Dataset rows for apps and sites
====================

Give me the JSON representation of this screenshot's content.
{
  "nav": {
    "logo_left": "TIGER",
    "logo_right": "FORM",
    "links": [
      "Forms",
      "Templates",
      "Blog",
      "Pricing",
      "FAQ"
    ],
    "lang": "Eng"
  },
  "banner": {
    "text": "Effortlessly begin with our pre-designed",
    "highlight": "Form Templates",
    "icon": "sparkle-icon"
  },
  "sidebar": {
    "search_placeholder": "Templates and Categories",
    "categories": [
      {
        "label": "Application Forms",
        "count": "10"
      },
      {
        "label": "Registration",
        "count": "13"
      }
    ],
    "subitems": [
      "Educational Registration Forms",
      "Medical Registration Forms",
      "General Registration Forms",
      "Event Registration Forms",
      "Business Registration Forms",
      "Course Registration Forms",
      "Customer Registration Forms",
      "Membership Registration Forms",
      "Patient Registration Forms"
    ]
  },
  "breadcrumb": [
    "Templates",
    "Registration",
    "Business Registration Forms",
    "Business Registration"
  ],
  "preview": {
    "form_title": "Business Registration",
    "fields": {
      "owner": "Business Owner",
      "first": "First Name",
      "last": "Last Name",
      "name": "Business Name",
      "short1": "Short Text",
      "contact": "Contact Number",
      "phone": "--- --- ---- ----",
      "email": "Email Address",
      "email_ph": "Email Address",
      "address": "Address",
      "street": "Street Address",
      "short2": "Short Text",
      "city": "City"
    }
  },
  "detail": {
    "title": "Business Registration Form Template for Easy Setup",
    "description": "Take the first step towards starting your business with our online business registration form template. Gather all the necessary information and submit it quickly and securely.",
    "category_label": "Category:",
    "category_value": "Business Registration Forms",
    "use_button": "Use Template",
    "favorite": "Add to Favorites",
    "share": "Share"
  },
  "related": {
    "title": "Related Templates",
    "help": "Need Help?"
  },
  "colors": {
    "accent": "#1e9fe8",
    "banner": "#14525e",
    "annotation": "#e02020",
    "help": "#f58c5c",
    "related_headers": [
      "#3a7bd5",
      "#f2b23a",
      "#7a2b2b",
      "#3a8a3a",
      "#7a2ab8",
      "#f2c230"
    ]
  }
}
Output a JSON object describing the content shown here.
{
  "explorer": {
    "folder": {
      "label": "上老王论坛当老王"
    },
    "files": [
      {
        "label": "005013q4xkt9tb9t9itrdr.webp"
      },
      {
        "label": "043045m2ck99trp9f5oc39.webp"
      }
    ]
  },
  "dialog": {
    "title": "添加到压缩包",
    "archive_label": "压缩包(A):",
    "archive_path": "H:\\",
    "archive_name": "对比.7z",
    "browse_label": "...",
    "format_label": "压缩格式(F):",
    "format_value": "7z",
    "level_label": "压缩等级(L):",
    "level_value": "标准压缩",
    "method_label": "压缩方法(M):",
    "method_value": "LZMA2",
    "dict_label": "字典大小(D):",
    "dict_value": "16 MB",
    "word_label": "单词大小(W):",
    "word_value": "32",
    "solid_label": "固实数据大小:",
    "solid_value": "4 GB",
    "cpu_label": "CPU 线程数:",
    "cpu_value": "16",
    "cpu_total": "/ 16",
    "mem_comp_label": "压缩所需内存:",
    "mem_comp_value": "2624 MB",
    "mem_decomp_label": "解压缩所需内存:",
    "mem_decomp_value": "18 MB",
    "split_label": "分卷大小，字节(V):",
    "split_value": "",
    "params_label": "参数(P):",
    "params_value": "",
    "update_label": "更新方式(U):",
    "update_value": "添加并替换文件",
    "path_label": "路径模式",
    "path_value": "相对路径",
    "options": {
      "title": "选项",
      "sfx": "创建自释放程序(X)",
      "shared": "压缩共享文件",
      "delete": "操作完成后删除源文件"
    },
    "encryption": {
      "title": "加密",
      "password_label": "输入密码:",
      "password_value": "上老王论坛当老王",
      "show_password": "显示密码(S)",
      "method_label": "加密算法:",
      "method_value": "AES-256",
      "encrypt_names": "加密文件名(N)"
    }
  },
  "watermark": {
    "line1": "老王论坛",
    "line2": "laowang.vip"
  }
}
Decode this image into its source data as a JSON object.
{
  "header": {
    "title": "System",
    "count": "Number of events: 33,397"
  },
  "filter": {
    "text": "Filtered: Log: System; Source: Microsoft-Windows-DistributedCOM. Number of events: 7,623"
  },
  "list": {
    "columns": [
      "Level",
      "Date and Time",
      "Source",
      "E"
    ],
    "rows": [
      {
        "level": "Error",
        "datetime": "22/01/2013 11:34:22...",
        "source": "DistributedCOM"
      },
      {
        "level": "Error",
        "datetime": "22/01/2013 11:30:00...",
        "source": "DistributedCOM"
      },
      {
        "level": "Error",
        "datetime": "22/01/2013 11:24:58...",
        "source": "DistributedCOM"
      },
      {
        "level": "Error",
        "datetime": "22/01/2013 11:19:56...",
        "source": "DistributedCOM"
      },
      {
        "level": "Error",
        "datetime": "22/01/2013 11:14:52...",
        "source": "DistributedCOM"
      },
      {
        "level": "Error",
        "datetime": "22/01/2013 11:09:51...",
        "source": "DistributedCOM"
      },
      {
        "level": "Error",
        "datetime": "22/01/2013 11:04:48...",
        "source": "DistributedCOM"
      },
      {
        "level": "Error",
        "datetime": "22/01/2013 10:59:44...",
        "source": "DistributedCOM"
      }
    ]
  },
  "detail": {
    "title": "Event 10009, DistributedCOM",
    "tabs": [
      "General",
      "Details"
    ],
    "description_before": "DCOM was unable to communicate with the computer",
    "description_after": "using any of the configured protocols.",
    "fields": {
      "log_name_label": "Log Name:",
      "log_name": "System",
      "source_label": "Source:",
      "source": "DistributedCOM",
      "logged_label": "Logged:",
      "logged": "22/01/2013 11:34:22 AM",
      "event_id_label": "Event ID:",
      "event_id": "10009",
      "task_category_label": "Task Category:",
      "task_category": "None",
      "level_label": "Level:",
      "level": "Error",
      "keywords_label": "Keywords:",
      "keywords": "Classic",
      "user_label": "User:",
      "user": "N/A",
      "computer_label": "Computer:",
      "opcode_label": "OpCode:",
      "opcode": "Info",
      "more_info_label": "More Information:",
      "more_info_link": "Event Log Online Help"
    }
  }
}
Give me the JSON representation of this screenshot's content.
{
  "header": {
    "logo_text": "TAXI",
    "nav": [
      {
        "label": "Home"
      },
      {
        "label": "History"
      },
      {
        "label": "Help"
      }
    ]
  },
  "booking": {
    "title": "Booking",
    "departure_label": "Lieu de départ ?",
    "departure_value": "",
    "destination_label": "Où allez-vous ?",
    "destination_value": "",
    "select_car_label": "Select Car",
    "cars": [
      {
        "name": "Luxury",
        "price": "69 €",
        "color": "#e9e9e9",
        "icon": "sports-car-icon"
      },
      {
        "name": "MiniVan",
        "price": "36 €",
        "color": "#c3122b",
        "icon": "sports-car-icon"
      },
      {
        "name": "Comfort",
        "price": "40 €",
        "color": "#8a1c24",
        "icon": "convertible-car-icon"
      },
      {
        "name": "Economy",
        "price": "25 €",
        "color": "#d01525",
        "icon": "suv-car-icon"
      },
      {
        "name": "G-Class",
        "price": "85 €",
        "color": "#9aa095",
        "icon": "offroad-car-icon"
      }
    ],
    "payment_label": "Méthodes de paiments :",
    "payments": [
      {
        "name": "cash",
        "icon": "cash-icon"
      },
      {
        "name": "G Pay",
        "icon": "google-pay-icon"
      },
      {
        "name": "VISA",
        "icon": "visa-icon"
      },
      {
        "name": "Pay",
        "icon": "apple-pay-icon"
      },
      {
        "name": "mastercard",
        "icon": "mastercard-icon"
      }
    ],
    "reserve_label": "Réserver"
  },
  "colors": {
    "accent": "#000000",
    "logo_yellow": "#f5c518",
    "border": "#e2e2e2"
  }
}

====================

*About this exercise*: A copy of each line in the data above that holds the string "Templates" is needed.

*Exercise response*:
      "Templates",
    "highlight": "Form Templates",
    "search_placeholder": "Templates and Categories",
    "Templates",
    "title": "Related Templates",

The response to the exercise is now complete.